"Not long ago we went on a family trip to Wellington to check out universities and courses for Henry. (Now that we have got him fairly well started on his path to global domination through design, we can start sorting out Rich...) Whilst in the capital we had several good catch-ups with our almost 21 year old nephew Will who is studying business there. A lively social lad, who enjoys a cold beer on a hot day as well as a delicious meal, we discussed the virtues of a good salad whilst out for breakfast one morning, and decided that it needed to have a good dose of devilish chilli heat and a bit of voila! This salad (like my recipe for Huevos Rancheros) would be great any time of day, as brunch, lunch or dinner, with anything from strong coffee to a beer. Generally speaking I have a fair amount of self control (am a self-confessed major control-freak) but that went out the window whilst shooting today, because, quite frankly I couldn't resist tucking in...I hope you can't either!"

Cowboy(or girl) Pies

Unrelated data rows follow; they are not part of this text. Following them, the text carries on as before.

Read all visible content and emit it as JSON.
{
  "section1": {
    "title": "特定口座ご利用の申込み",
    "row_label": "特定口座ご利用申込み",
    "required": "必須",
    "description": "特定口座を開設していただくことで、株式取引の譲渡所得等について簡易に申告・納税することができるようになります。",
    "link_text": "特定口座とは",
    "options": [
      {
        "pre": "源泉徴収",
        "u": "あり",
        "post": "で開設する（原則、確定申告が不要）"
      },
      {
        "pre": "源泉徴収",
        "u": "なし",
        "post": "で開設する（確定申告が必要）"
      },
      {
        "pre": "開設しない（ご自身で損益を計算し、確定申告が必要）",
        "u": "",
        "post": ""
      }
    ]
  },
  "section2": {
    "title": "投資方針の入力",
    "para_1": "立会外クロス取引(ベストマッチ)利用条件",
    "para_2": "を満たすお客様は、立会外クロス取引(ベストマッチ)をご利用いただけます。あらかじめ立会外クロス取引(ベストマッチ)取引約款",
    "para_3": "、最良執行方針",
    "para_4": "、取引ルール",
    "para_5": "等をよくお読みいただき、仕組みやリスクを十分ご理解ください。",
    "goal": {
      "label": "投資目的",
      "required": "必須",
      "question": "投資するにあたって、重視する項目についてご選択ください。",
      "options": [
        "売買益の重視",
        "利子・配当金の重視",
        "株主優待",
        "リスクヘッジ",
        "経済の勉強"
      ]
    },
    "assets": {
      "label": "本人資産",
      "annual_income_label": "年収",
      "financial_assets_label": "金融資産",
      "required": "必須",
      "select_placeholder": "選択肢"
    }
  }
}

What happens when you take the kind of mincey, chorizo-y, beaney filling that you would normally roll up in tortillas or slather over nacho chips...and stick it in a pie? This my friends - a cowboy pie, not as the name  would suggest, actually filled with cowboys... As I sit here it is 5:30am, I am in my yoga gear, snuggled up in a blanket sipping tea, lying on the couch. I have made it out of bed, which I know from my years as a personal trainer, means I am as good as at the class - ie. I will get there. The most difficult bit of morning yoga is getting my feet out of bed and on the floor - once they're there, I'm away! I have a lot of work on at the moment, so things have been a bit scant on the bloggy front, but I am going to schedule myself a bit of quieter time coming up so that I can attend to that. In the meantime, Rich is in the middle of mock (practice) exams for his Cambridge course at school, Henry has had a couple of days off work, consequently got bored and dyed his (brown) hair white blonde (as you do), and Nick is actually not in China. We are all heading down to Wellington on Thursday to check out Victoria university for Rich, and of course have a big catch up with Henry - yay! In the meantime, the clock is ticking, yoga is calling, so quickly back to the pie! I made the recipe for Fairfax and it is the perfect weekend pie, you can make it less or more spicy, as you wish, serve it with a good tomato chutney and a beer / glass of milk for the young'uns and enjoy!